Leak Detection and Remediation: when your data analysis indicates a leak may be present, it’s important to take action quickly, even for smaller leaks. While fixing larger leaks is often motivated by simple things such as high water bills, there is much more to consider. Leaks can do far more damage than just bill shock and unnecessarily wasting the world’s resources. Leaks can cause issues such as mould, electrical damage, and structural damage. Who is responsible for WHS in your facilities? What is the implication of a sink hole or damaged building foundations? This is why it is important to address even small leaks that don’t have an immediately high monetary cost. If a car has an oil leak, people tend to get it fixed quickly to avoid damage. Leaking water pipes should be no different.
Leak detection can be extremely accurate, even when the pipe is completely buried underground or deep within walls and ceilings. Smart metering data can assist with to step tests sections of your pipe network are closed off (isolated) temporarily to see if the flow (the leak) stops.
Ground microphones, clamp on flow meters, and acoustic correlators combined with an experienced operator can pin point even very small leaks. This means when it’s time to dig up the pipe, you only need to dig up a 1 square meter area, rather than 5 square meters or more.

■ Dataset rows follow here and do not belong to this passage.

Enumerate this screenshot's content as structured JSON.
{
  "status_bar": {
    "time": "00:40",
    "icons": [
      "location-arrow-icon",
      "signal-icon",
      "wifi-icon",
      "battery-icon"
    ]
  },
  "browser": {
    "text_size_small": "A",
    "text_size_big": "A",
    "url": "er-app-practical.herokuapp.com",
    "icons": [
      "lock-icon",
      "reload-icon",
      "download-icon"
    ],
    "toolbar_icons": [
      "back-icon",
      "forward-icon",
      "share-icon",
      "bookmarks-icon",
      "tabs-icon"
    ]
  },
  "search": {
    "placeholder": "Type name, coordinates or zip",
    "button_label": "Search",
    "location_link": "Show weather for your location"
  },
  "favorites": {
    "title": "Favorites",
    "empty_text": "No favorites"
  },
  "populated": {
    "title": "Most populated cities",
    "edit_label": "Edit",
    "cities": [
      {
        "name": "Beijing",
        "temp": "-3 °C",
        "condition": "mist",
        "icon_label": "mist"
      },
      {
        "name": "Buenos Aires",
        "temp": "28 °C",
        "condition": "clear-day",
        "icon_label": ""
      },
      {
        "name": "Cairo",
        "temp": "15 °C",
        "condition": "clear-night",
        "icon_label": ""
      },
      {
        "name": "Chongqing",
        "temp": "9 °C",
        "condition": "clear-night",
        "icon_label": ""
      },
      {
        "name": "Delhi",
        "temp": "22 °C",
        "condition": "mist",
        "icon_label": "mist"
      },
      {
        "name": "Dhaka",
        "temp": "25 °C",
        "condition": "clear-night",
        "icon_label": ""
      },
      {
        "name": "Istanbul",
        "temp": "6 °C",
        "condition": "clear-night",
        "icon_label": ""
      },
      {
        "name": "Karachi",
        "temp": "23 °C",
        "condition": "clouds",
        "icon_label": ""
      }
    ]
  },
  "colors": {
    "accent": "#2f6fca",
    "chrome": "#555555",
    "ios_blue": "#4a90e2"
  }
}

Install New Systems: It is much easier to demonstrate the benefits in new systems which reduce your demand on grid supplies with detailed smart metering data showing your demand trends. A factory can quickly determine the value of solar panels. A hospital can quantify the benefits of a rain water harvesting system. A university can start saving water by capturing water used to regularly test fire sprinkler systems. The sooner you implement, the sooner you start realising the benefits and getting your ROI.

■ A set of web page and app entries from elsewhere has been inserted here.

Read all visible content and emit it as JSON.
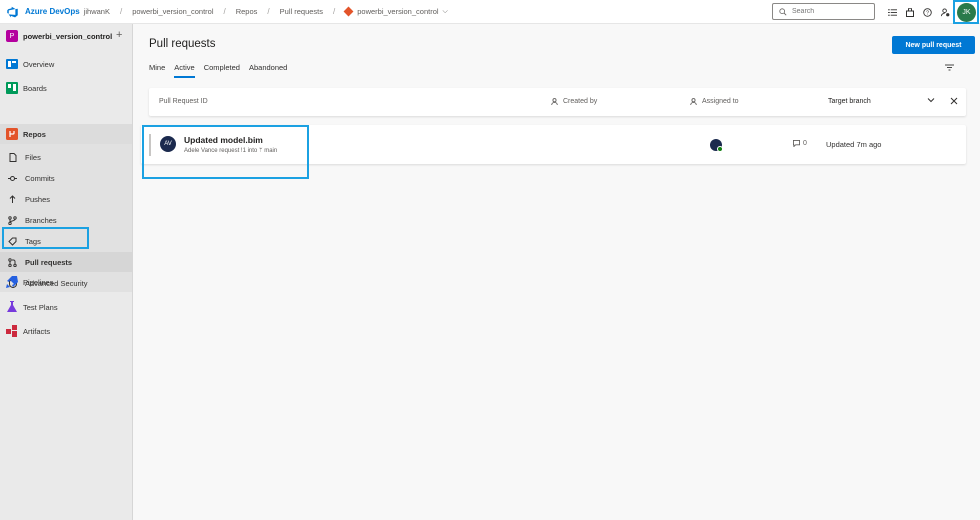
{
  "topbar": {
    "brand": "Azure DevOps",
    "org": "jihwanK",
    "breadcrumbs": [
      "powerbi_version_control",
      "Repos",
      "Pull requests"
    ],
    "repo": "powerbi_version_control",
    "search_placeholder": "Search",
    "user_initials": "JK"
  },
  "sidebar": {
    "project_initial": "P",
    "project_name": "powerbi_version_control",
    "items": {
      "overview": "Overview",
      "boards": "Boards",
      "repos": "Repos",
      "files": "Files",
      "commits": "Commits",
      "pushes": "Pushes",
      "branches": "Branches",
      "tags": "Tags",
      "pull_requests": "Pull requests",
      "advanced_security": "Advanced Security",
      "pipelines": "Pipelines",
      "test_plans": "Test Plans",
      "artifacts": "Artifacts"
    }
  },
  "main": {
    "title": "Pull requests",
    "new_pr_label": "New pull request",
    "tabs": {
      "mine": "Mine",
      "active": "Active",
      "completed": "Completed",
      "abandoned": "Abandoned"
    },
    "columns": {
      "id": "Pull Request ID",
      "created_by": "Created by",
      "assigned_to": "Assigned to",
      "target_branch": "Target branch"
    },
    "pr": {
      "avatar_initials": "AV",
      "title": "Updated model.bim",
      "subtitle": "Adele Vance request !1 into ᛘ main",
      "comments": "0",
      "updated": "Updated 7m ago"
    }
  },
  "colors": {
    "accent": "#0078d4",
    "highlight": "#1ba1e2",
    "project": "#b4009e"
  }
}
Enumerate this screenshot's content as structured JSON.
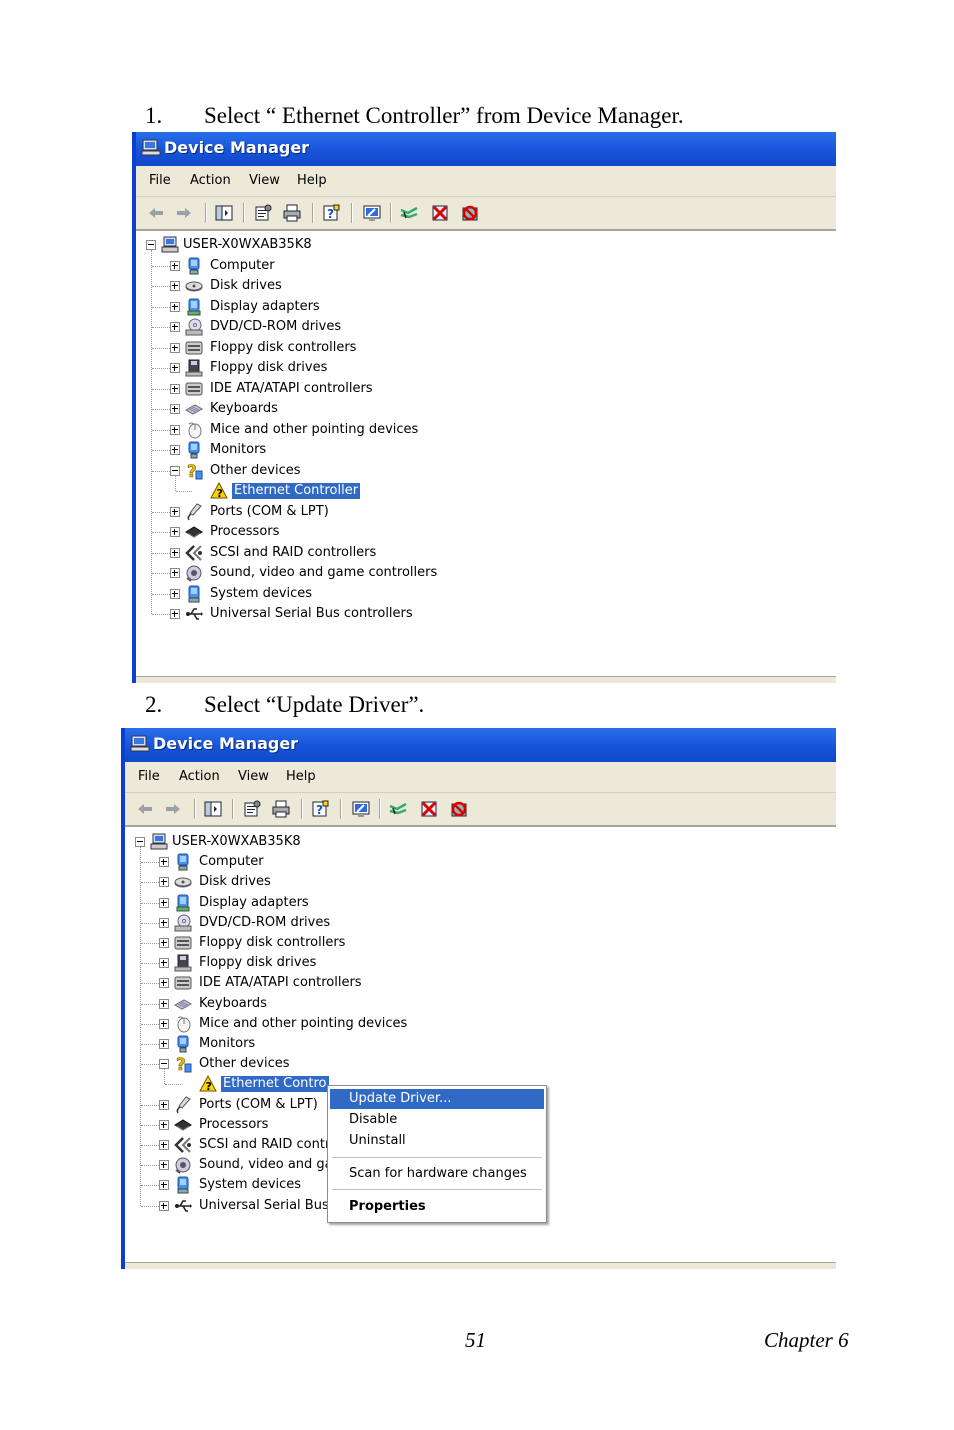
{
  "steps": [
    {
      "number": "1.",
      "text": "Select “ Ethernet Controller” from Device Manager."
    },
    {
      "number": "2.",
      "text": "Select “Update Driver”."
    }
  ],
  "window": {
    "title": "Device Manager",
    "menu": [
      "File",
      "Action",
      "View",
      "Help"
    ],
    "toolbar_icons": [
      "back-arrow-icon",
      "forward-arrow-icon",
      "show-hide-console-tree-icon",
      "properties-icon",
      "print-icon",
      "help-icon",
      "scan-hardware-icon",
      "update-driver-icon",
      "uninstall-icon",
      "disable-icon"
    ],
    "root": "USER-X0WXAB35K8",
    "categories": [
      {
        "label": "Computer",
        "icon": "computer-icon"
      },
      {
        "label": "Disk drives",
        "icon": "disk-drive-icon"
      },
      {
        "label": "Display adapters",
        "icon": "display-adapter-icon"
      },
      {
        "label": "DVD/CD-ROM drives",
        "icon": "dvd-drive-icon"
      },
      {
        "label": "Floppy disk controllers",
        "icon": "floppy-controller-icon"
      },
      {
        "label": "Floppy disk drives",
        "icon": "floppy-drive-icon"
      },
      {
        "label": "IDE ATA/ATAPI controllers",
        "icon": "ide-controller-icon"
      },
      {
        "label": "Keyboards",
        "icon": "keyboard-icon"
      },
      {
        "label": "Mice and other pointing devices",
        "icon": "mouse-icon"
      },
      {
        "label": "Monitors",
        "icon": "monitor-icon"
      },
      {
        "label": "Other devices",
        "icon": "unknown-device-icon"
      },
      {
        "label": "Ports (COM & LPT)",
        "icon": "port-icon"
      },
      {
        "label": "Processors",
        "icon": "processor-icon"
      },
      {
        "label": "SCSI and RAID controllers",
        "icon": "scsi-controller-icon"
      },
      {
        "label": "Sound, video and game controllers",
        "icon": "sound-icon"
      },
      {
        "label": "System devices",
        "icon": "system-device-icon"
      },
      {
        "label": "Universal Serial Bus controllers",
        "icon": "usb-icon"
      }
    ],
    "selected_device": {
      "label": "Ethernet Controller",
      "icon": "warning-device-icon"
    }
  },
  "window2_truncated": {
    "ethernet": "Ethernet Contro",
    "scsi": "SCSI and RAID contr",
    "sound": "Sound, video and ga",
    "usb": "Universal Serial Bus"
  },
  "context_menu": {
    "items": [
      "Update Driver...",
      "Disable",
      "Uninstall",
      "Scan for hardware changes",
      "Properties"
    ],
    "highlighted": "Update Driver..."
  },
  "footer": {
    "page": "51",
    "chapter": "Chapter 6"
  },
  "colors": {
    "titlebar": "#1855dc",
    "selection": "#316ac5",
    "menubar": "#ece9d8"
  }
}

SDF Negotiation: Sewer Discharge Factor (SDF) is used to calculate the volume of water that your site does not consume and instead enters the sewer system. The SDF on your water bill may be 20-40% of your spend on potable water use. The exact factor charged to you will be predetermined by your water supplier. These factors are based on bulk sewer discharge data from large numbers of users and then applied evenly across user demographics e.g. users with 20mm water meters, or users with 80mm water meters. This means that if your site does not discharge as much of you water use to the sewer as the rest of your demographic, you may be in a position to negotiate your SDF. Again, smart metering data is a powerful negotiating tool to demonstrate your usage behaviour and achieve a better deal.
SDF negotiations are most common for facilities with water reuse and factories where a large portion of potable water leaves the site as a component of a product but can be achieved for any site that can make a case. Water management firms can assist with this process and negotiate on your behalf for faster results.
Improve Retail Contracts: Smart metering can help users realise areas for cost improvements with different plans or by switching retailers. For example a large gas user under an on-peak/off-peak supply contract with smart metering data can see in detail when their usage is occurring. This becomes a powerful negotiating tool with retailers to improve your existing contract or shop for a new one.
Increase Sub-metering: If your data analysis concludes that you don’t have enough clarity of your resource use to solve problems and make the informed decisions, then increasing the number of metering points may improve your insight. Install new sub-meters and expand the smart metering system to include key branch lines and high usage equipment e.g. cooling towers, wash down facilities and irrigation.
Every day there are multi-million dollar decisions made based on insights gained from smart metering around the world. Taking action to improve efficiency is a fundamental part of any successful smart metering project.